>>>>

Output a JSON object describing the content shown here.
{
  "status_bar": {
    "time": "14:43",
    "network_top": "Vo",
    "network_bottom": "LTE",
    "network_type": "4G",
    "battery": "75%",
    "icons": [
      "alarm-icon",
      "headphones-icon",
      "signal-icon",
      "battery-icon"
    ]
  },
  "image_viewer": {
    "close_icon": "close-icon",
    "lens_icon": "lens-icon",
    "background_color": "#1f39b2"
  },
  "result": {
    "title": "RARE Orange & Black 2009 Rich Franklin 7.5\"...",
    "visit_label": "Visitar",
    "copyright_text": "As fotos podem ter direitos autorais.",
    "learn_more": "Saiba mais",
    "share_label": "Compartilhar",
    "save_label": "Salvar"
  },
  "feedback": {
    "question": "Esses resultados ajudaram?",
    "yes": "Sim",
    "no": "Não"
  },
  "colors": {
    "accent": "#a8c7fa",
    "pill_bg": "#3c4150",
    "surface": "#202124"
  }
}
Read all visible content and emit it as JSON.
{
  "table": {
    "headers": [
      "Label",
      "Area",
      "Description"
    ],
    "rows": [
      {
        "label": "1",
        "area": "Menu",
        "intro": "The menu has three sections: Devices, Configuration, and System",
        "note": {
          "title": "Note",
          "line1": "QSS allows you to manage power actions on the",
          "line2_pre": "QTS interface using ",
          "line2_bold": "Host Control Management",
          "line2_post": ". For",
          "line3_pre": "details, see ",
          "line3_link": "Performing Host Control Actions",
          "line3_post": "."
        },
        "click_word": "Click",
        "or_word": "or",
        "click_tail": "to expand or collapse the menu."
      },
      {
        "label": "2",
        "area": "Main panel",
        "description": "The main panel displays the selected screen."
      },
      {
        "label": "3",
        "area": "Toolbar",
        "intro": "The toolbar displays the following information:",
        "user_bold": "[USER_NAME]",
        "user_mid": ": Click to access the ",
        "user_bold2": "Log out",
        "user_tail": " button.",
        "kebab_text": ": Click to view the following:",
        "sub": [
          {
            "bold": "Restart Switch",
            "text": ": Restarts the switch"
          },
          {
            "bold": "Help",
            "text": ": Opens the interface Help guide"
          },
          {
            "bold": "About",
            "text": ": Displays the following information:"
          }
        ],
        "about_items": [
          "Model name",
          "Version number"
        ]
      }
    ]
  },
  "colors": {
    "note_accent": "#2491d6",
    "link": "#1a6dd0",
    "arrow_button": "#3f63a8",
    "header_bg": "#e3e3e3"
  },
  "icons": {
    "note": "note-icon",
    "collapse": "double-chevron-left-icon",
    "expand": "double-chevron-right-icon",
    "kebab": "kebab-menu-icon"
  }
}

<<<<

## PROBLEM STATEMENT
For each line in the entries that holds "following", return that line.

## WRITTEN SOLUTION
        "intro": "The toolbar displays the following information:",
        "kebab_text": ": Click to view the following:",
            "text": ": Displays the following information:"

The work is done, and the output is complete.